TASK DESCRIPTION =>
Go through the records below and write each one out again unchanged.

[LISTED ENTRIES]

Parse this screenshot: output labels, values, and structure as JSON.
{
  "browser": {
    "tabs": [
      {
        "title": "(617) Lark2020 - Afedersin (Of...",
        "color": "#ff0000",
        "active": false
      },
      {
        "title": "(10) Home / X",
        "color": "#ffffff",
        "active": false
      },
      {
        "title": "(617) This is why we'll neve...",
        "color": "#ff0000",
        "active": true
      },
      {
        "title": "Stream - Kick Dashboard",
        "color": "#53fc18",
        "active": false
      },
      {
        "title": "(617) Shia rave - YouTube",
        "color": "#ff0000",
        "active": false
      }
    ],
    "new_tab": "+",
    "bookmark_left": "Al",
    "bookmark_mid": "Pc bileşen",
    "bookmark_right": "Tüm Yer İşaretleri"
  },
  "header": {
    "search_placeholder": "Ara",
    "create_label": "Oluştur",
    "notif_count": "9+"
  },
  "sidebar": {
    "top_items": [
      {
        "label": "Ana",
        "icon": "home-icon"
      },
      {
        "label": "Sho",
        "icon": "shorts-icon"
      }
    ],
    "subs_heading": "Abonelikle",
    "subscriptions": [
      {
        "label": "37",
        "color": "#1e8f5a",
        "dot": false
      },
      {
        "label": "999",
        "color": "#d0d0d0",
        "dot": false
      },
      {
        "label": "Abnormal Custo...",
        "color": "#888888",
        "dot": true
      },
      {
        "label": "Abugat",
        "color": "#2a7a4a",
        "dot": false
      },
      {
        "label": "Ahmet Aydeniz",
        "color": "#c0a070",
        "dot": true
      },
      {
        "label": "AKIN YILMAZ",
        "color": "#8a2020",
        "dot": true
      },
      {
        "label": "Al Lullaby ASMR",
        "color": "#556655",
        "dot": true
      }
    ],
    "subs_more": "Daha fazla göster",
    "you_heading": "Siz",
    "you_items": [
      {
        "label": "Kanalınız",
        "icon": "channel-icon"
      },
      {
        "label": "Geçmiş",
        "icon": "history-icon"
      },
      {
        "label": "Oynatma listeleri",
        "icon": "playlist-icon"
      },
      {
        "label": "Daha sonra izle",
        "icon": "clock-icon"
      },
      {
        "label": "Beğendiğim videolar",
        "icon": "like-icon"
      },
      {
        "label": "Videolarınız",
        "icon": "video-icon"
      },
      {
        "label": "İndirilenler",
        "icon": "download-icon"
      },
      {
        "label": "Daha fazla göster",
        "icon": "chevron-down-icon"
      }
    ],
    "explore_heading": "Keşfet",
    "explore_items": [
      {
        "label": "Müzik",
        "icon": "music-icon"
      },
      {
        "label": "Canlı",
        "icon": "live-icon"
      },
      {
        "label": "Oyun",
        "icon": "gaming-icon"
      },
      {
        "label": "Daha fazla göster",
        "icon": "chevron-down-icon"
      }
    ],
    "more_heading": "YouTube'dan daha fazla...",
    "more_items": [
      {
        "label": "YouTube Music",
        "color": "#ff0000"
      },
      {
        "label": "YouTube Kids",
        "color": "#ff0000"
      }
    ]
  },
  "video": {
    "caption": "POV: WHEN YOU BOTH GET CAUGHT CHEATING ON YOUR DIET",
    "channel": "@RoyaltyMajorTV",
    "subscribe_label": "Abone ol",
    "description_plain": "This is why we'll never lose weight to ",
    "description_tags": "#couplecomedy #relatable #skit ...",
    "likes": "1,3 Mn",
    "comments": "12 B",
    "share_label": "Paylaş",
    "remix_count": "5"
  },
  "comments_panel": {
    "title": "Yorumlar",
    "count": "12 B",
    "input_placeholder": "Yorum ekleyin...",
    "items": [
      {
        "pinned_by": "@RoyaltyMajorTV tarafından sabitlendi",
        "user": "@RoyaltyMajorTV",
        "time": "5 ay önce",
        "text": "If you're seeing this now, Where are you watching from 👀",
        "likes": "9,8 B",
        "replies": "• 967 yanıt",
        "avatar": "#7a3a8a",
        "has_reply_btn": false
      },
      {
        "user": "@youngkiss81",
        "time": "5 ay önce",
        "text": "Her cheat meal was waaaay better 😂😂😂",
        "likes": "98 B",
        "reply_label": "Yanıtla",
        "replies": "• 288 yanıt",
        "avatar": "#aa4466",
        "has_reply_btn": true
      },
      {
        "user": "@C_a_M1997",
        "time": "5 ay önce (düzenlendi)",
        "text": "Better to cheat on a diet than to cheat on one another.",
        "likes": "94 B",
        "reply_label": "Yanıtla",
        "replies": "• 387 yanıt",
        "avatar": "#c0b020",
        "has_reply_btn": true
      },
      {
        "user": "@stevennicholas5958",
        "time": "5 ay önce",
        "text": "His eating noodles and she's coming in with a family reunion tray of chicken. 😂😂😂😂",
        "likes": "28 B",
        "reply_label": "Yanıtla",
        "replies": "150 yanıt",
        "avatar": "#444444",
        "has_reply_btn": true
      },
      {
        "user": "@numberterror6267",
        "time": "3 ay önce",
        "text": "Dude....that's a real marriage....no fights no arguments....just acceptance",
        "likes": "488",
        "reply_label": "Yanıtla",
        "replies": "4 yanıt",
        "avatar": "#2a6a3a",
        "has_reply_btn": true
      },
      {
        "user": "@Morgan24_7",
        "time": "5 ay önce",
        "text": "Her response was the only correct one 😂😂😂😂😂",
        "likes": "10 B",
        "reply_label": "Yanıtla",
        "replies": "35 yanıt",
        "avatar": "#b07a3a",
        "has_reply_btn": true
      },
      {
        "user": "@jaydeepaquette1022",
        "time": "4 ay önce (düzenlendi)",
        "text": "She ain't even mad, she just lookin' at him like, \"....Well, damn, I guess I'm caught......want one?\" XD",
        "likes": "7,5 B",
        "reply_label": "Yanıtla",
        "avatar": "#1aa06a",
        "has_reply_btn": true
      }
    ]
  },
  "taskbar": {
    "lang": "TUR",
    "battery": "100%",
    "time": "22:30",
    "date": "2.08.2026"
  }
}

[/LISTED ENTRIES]

RESULT OF THE EXERCISE =>
Parse this screenshot: output labels, values, and structure as JSON.
{
  "browser": {
    "tabs": [
      {
        "title": "(617) Lark2020 - Afedersin (Of...",
        "color": "#ff0000",
        "active": false
      },
      {
        "title": "(10) Home / X",
        "color": "#ffffff",
        "active": false
      },
      {
        "title": "(617) This is why we'll neve...",
        "color": "#ff0000",
        "active": true
      },
      {
        "title": "Stream - Kick Dashboard",
        "color": "#53fc18",
        "active": false
      },
      {
        "title": "(617) Shia rave - YouTube",
        "color": "#ff0000",
        "active": false
      }
    ],
    "new_tab": "+",
    "bookmark_left": "Al",
    "bookmark_mid": "Pc bileşen",
    "bookmark_right": "Tüm Yer İşaretleri"
  },
  "header": {
    "search_placeholder": "Ara",
    "create_label": "Oluştur",
    "notif_count": "9+"
  },
  "sidebar": {
    "top_items": [
      {
        "label": "Ana",
        "icon": "home-icon"
      },
      {
        "label": "Sho",
        "icon": "shorts-icon"
      }
    ],
    "subs_heading": "Abonelikle",
    "subscriptions": [
      {
        "label": "37",
        "color": "#1e8f5a",
        "dot": false
      },
      {
        "label": "999",
        "color": "#d0d0d0",
        "dot": false
      },
      {
        "label": "Abnormal Custo...",
        "color": "#888888",
        "dot": true
      },
      {
        "label": "Abugat",
        "color": "#2a7a4a",
        "dot": false
      },
      {
        "label": "Ahmet Aydeniz",
        "color": "#c0a070",
        "dot": true
      },
      {
        "label": "AKIN YILMAZ",
        "color": "#8a2020",
        "dot": true
      },
      {
        "label": "Al Lullaby ASMR",
        "color": "#556655",
        "dot": true
      }
    ],
    "subs_more": "Daha fazla göster",
    "you_heading": "Siz",
    "you_items": [
      {
        "label": "Kanalınız",
        "icon": "channel-icon"
      },
      {
        "label": "Geçmiş",
        "icon": "history-icon"
      },
      {
        "label": "Oynatma listeleri",
        "icon": "playlist-icon"
      },
      {
        "label": "Daha sonra izle",
        "icon": "clock-icon"
      },
      {
        "label": "Beğendiğim videolar",
        "icon": "like-icon"
      },
      {
        "label": "Videolarınız",
        "icon": "video-icon"
      },
      {
        "label": "İndirilenler",
        "icon": "download-icon"
      },
      {
        "label": "Daha fazla göster",
        "icon": "chevron-down-icon"
      }
    ],
    "explore_heading": "Keşfet",
    "explore_items": [
      {
        "label": "Müzik",
        "icon": "music-icon"
      },
      {
        "label": "Canlı",
        "icon": "live-icon"
      },
      {
        "label": "Oyun",
        "icon": "gaming-icon"
      },
      {
        "label": "Daha fazla göster",
        "icon": "chevron-down-icon"
      }
    ],
    "more_heading": "YouTube'dan daha fazla...",
    "more_items": [
      {
        "label": "YouTube Music",
        "color": "#ff0000"
      },
      {
        "label": "YouTube Kids",
        "color": "#ff0000"
      }
    ]
  },
  "video": {
    "caption": "POV: WHEN YOU BOTH GET CAUGHT CHEATING ON YOUR DIET",
    "channel": "@RoyaltyMajorTV",
    "subscribe_label": "Abone ol",
    "description_plain": "This is why we'll never lose weight to ",
    "description_tags": "#couplecomedy #relatable #skit ...",
    "likes": "1,3 Mn",
    "comments": "12 B",
    "share_label": "Paylaş",
    "remix_count": "5"
  },
  "comments_panel": {
    "title": "Yorumlar",
    "count": "12 B",
    "input_placeholder": "Yorum ekleyin...",
    "items": [
      {
        "pinned_by": "@RoyaltyMajorTV tarafından sabitlendi",
        "user": "@RoyaltyMajorTV",
        "time": "5 ay önce",
        "text": "If you're seeing this now, Where are you watching from 👀",
        "likes": "9,8 B",
        "replies": "• 967 yanıt",
        "avatar": "#7a3a8a",
        "has_reply_btn": false
      },
      {
        "user": "@youngkiss81",
        "time": "5 ay önce",
        "text": "Her cheat meal was waaaay better 😂😂😂",
        "likes": "98 B",
        "reply_label": "Yanıtla",
        "replies": "• 288 yanıt",
        "avatar": "#aa4466",
        "has_reply_btn": true
      },
      {
        "user": "@C_a_M1997",
        "time": "5 ay önce (düzenlendi)",
        "text": "Better to cheat on a diet than to cheat on one another.",
        "likes": "94 B",
        "reply_label": "Yanıtla",
        "replies": "• 387 yanıt",
        "avatar": "#c0b020",
        "has_reply_btn": true
      },
      {
        "user": "@stevennicholas5958",
        "time": "5 ay önce",
        "text": "His eating noodles and she's coming in with a family reunion tray of chicken. 😂😂😂😂",
        "likes": "28 B",
        "reply_label": "Yanıtla",
        "replies": "150 yanıt",
        "avatar": "#444444",
        "has_reply_btn": true
      },
      {
        "user": "@numberterror6267",
        "time": "3 ay önce",
        "text": "Dude....that's a real marriage....no fights no arguments....just acceptance",
        "likes": "488",
        "reply_label": "Yanıtla",
        "replies": "4 yanıt",
        "avatar": "#2a6a3a",
        "has_reply_btn": true
      },
      {
        "user": "@Morgan24_7",
        "time": "5 ay önce",
        "text": "Her response was the only correct one 😂😂😂😂😂",
        "likes": "10 B",
        "reply_label": "Yanıtla",
        "replies": "35 yanıt",
        "avatar": "#b07a3a",
        "has_reply_btn": true
      },
      {
        "user": "@jaydeepaquette1022",
        "time": "4 ay önce (düzenlendi)",
        "text": "She ain't even mad, she just lookin' at him like, \"....Well, damn, I guess I'm caught......want one?\" XD",
        "likes": "7,5 B",
        "reply_label": "Yanıtla",
        "avatar": "#1aa06a",
        "has_reply_btn": true
      }
    ]
  },
  "taskbar": {
    "lang": "TUR",
    "battery": "100%",
    "time": "22:30",
    "date": "2.08.2026"
  }
}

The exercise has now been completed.